(DATA FOR REVIEW)

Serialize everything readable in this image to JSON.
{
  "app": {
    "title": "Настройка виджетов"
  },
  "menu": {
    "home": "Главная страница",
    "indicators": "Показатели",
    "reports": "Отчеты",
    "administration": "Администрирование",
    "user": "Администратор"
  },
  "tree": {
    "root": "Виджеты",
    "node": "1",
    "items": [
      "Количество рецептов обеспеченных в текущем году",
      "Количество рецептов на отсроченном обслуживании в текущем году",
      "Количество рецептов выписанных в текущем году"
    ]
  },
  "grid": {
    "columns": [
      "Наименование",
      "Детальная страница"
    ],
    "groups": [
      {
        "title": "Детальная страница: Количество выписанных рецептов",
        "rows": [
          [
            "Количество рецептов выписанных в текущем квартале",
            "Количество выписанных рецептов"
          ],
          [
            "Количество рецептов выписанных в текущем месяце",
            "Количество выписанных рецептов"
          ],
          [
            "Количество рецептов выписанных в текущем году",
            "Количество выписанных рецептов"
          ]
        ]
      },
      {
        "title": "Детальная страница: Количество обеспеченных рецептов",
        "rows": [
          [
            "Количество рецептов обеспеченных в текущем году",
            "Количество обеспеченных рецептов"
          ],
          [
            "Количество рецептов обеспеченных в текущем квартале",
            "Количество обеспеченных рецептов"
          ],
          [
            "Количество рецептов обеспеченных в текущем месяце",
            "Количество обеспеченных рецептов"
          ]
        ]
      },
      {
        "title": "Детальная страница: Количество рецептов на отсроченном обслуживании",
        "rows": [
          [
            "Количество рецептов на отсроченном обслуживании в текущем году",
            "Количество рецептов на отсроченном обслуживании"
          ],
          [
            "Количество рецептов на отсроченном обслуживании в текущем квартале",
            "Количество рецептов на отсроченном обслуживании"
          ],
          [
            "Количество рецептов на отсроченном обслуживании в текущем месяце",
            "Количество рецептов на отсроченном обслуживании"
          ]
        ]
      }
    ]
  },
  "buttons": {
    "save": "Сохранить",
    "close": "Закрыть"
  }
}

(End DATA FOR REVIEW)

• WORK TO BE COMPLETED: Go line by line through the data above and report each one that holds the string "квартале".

• OUTPUT FOR THIS TASK:
            "Количество рецептов выписанных в текущем квартале",
            "Количество рецептов обеспеченных в текущем квартале",
            "Количество рецептов на отсроченном обслуживании в текущем квартале",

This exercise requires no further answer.